**TASK MATERIAL**

·····

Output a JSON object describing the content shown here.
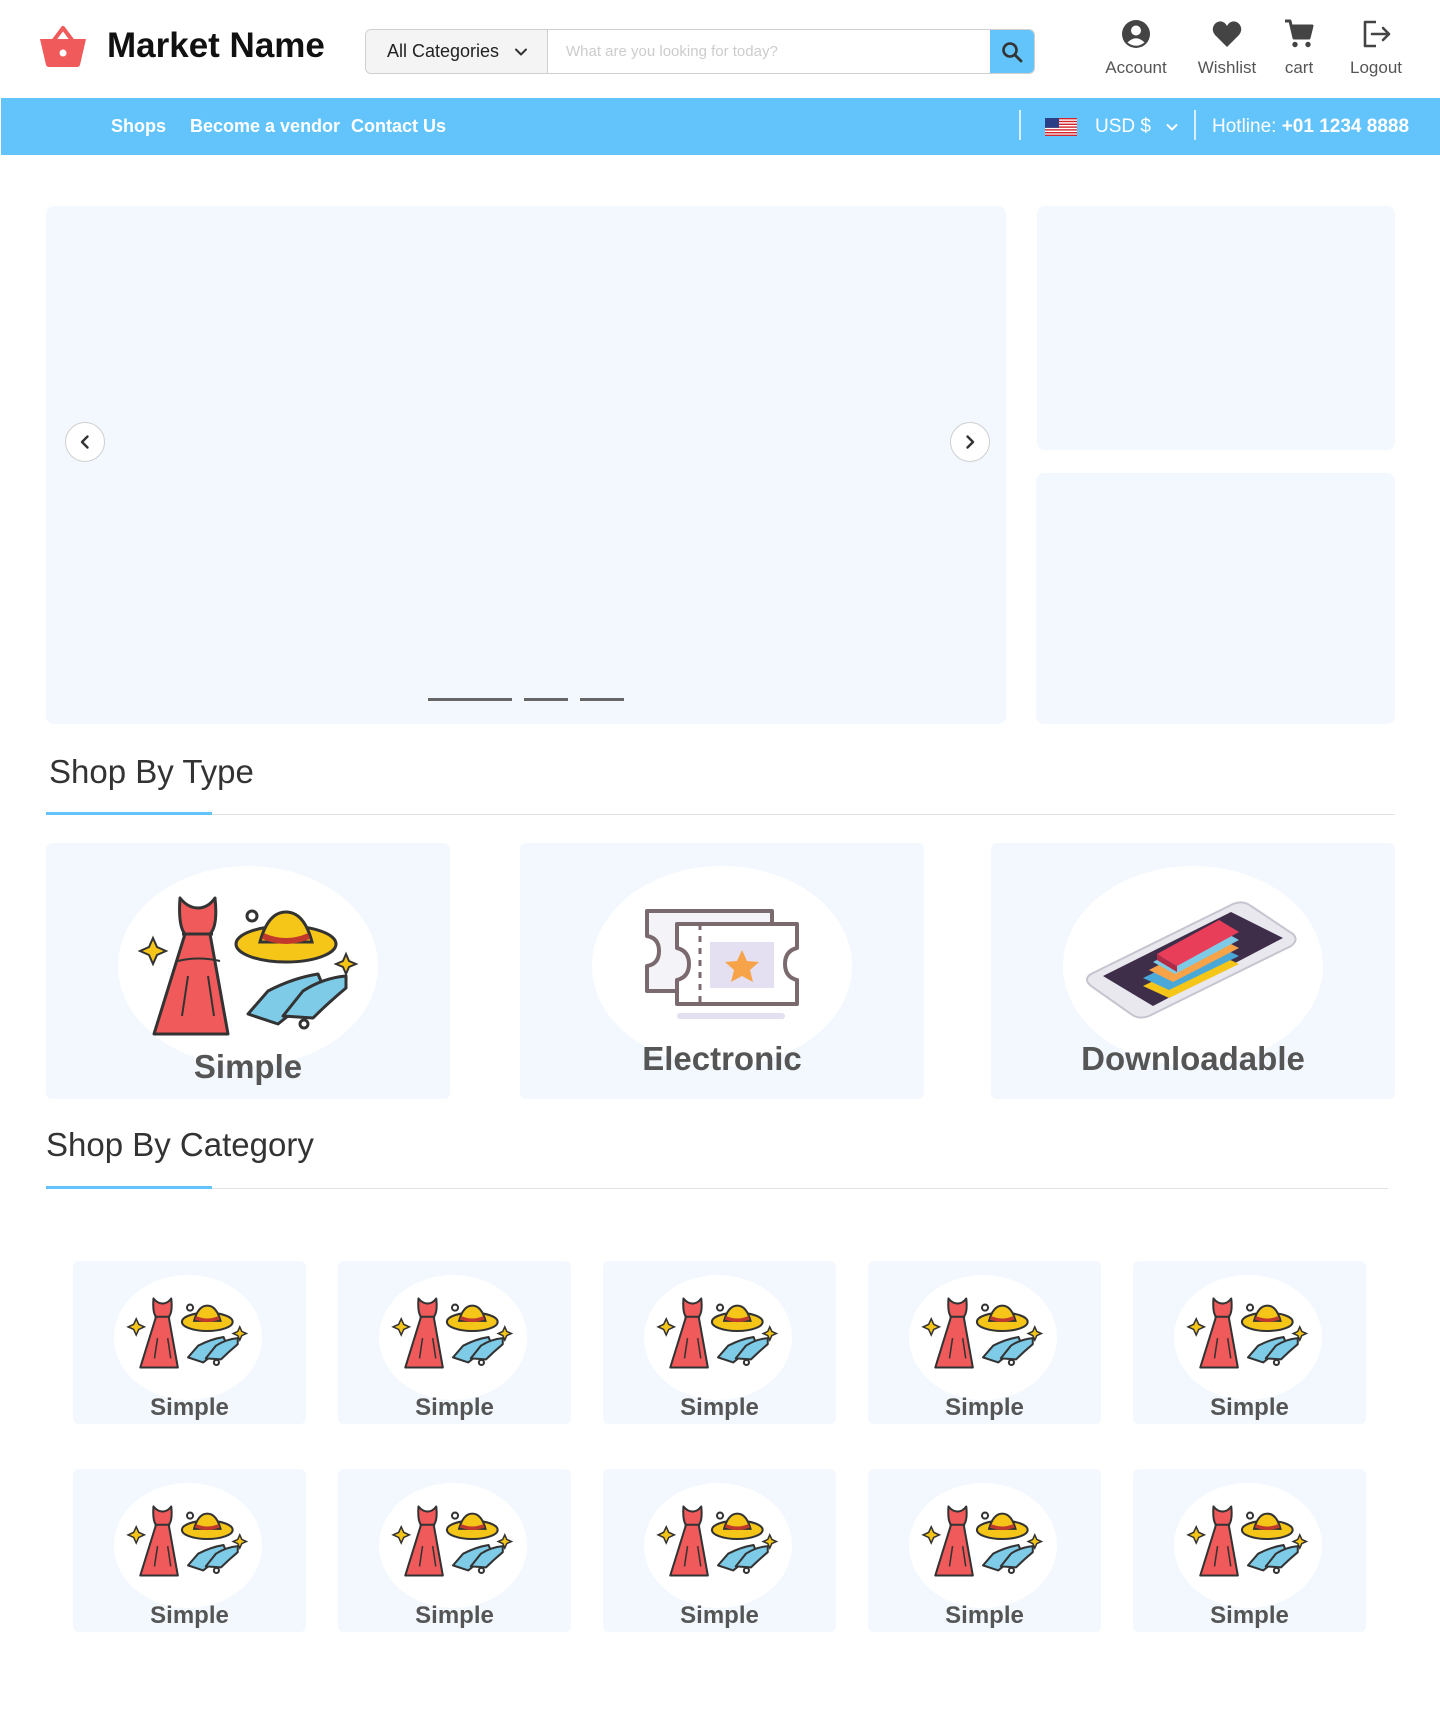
{
  "header": {
    "market_name": "Market Name",
    "search": {
      "category_label": "All Categories",
      "placeholder": "What are you looking for today?"
    },
    "actions": [
      {
        "label": "Account",
        "icon": "account-circle-icon"
      },
      {
        "label": "Wishlist",
        "icon": "heart-icon"
      },
      {
        "label": "cart",
        "icon": "cart-icon"
      },
      {
        "label": "Logout",
        "icon": "logout-icon"
      }
    ]
  },
  "nav": {
    "links": [
      "Shops",
      "Become a vendor",
      "Contact Us"
    ],
    "currency": "USD $",
    "hotline_label": "Hotline:",
    "hotline_number": "+01 1234 8888"
  },
  "hero": {
    "slide_count": 3,
    "active_slide": 1
  },
  "shop_by_type": {
    "title": "Shop By Type",
    "items": [
      {
        "label": "Simple",
        "icon": "fashion-dress-hat-shoes-icon"
      },
      {
        "label": "Electronic",
        "icon": "ticket-star-icon"
      },
      {
        "label": "Downloadable",
        "icon": "phone-books-icon"
      }
    ]
  },
  "shop_by_category": {
    "title": "Shop By Category",
    "items": [
      {
        "label": "Simple"
      },
      {
        "label": "Simple"
      },
      {
        "label": "Simple"
      },
      {
        "label": "Simple"
      },
      {
        "label": "Simple"
      },
      {
        "label": "Simple"
      },
      {
        "label": "Simple"
      },
      {
        "label": "Simple"
      },
      {
        "label": "Simple"
      },
      {
        "label": "Simple"
      }
    ]
  },
  "colors": {
    "accent": "#63c4fb",
    "logo": "#f05a5a",
    "card_bg": "#f2f8fe"
  }
}
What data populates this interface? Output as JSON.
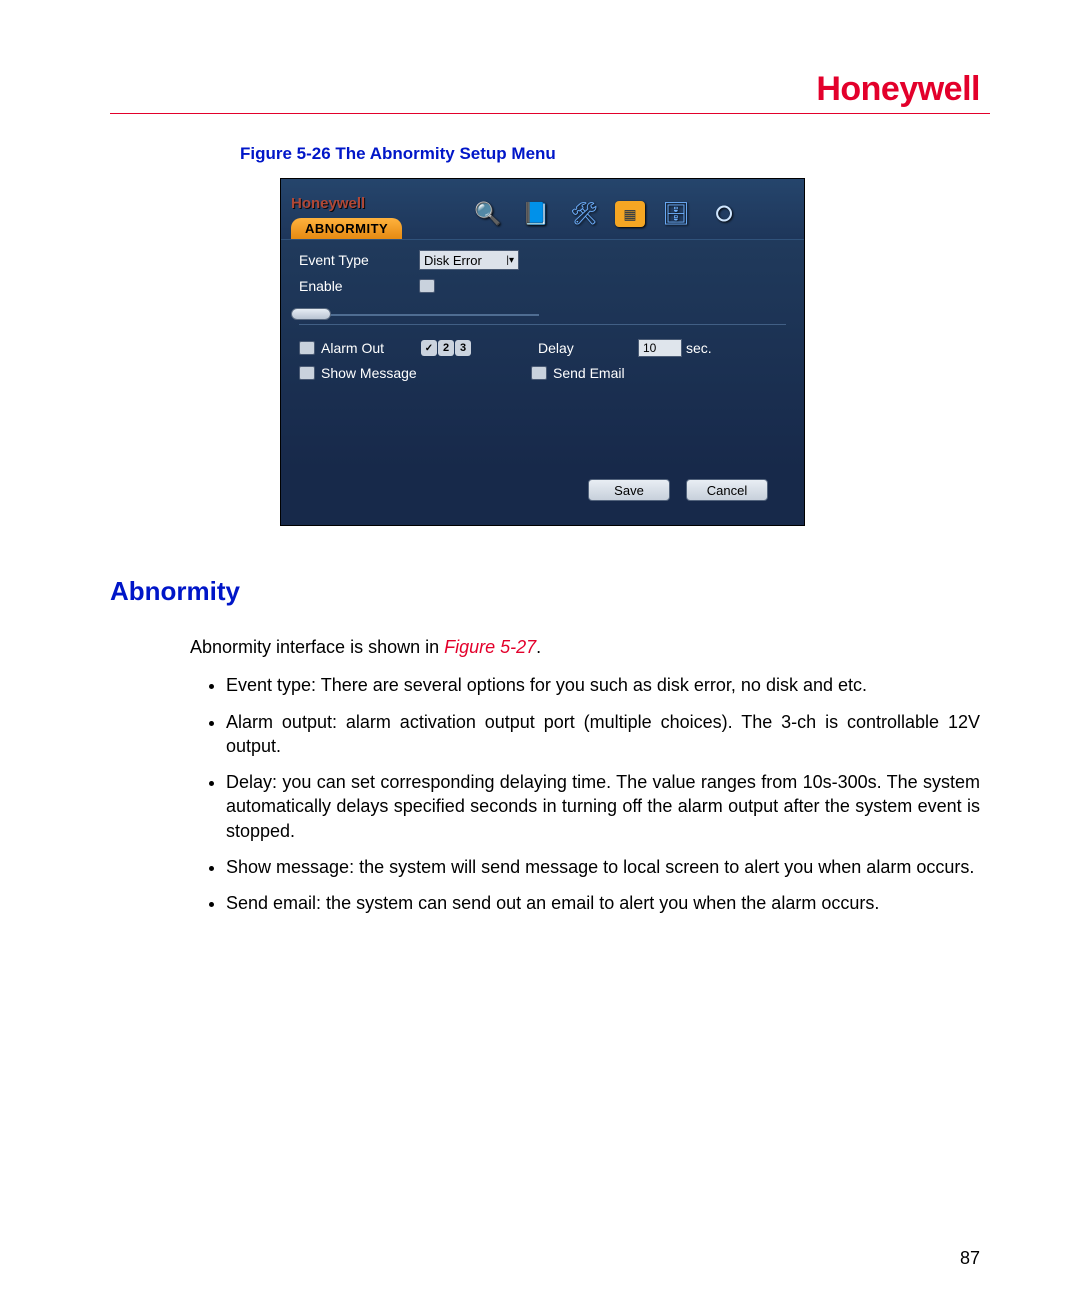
{
  "brand": "Honeywell",
  "figure_caption": "Figure 5-26 The Abnormity Setup Menu",
  "dvr": {
    "brand": "Honeywell",
    "tab": "ABNORMITY",
    "event_type_label": "Event Type",
    "event_type_value": "Disk Error",
    "enable_label": "Enable",
    "alarm_out_label": "Alarm Out",
    "alarm_out_options": [
      "1",
      "2",
      "3"
    ],
    "delay_label": "Delay",
    "delay_value": "10",
    "delay_unit": "sec.",
    "show_message_label": "Show Message",
    "send_email_label": "Send Email",
    "save": "Save",
    "cancel": "Cancel"
  },
  "section_heading": "Abnormity",
  "intro_prefix": "Abnormity interface is shown in ",
  "intro_figref": "Figure 5-27",
  "intro_suffix": ".",
  "bullets": [
    "Event type: There are several options for you such as disk error, no disk and etc.",
    "Alarm output: alarm activation output port (multiple choices). The 3-ch is controllable 12V output.",
    "Delay: you can set corresponding delaying time. The value ranges from 10s-300s. The system automatically delays specified seconds in turning off the alarm output after the system event is stopped.",
    "Show message: the system will send message to local screen to alert you when alarm occurs.",
    "Send email: the system can send out an email to alert you when the alarm occurs."
  ],
  "page_number": "87"
}
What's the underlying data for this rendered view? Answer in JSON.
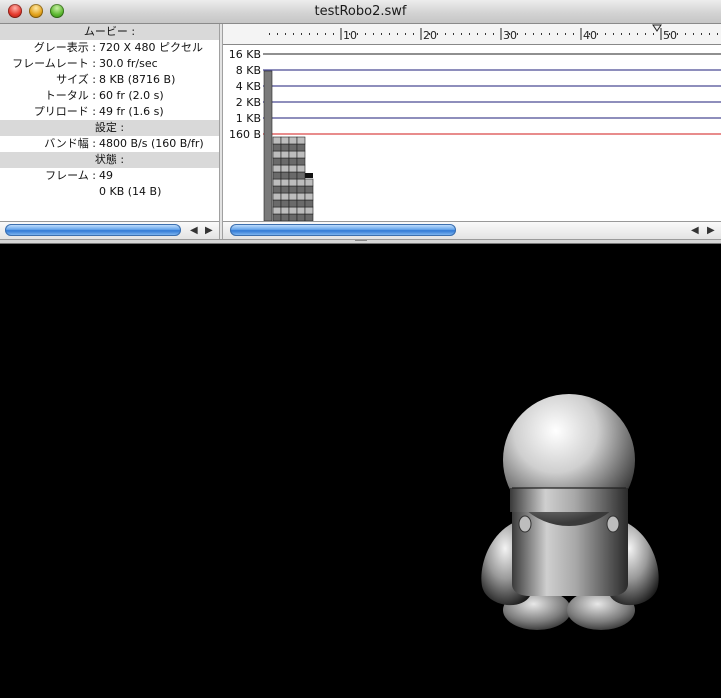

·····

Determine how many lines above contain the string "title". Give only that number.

**TASK SOLUTION**
2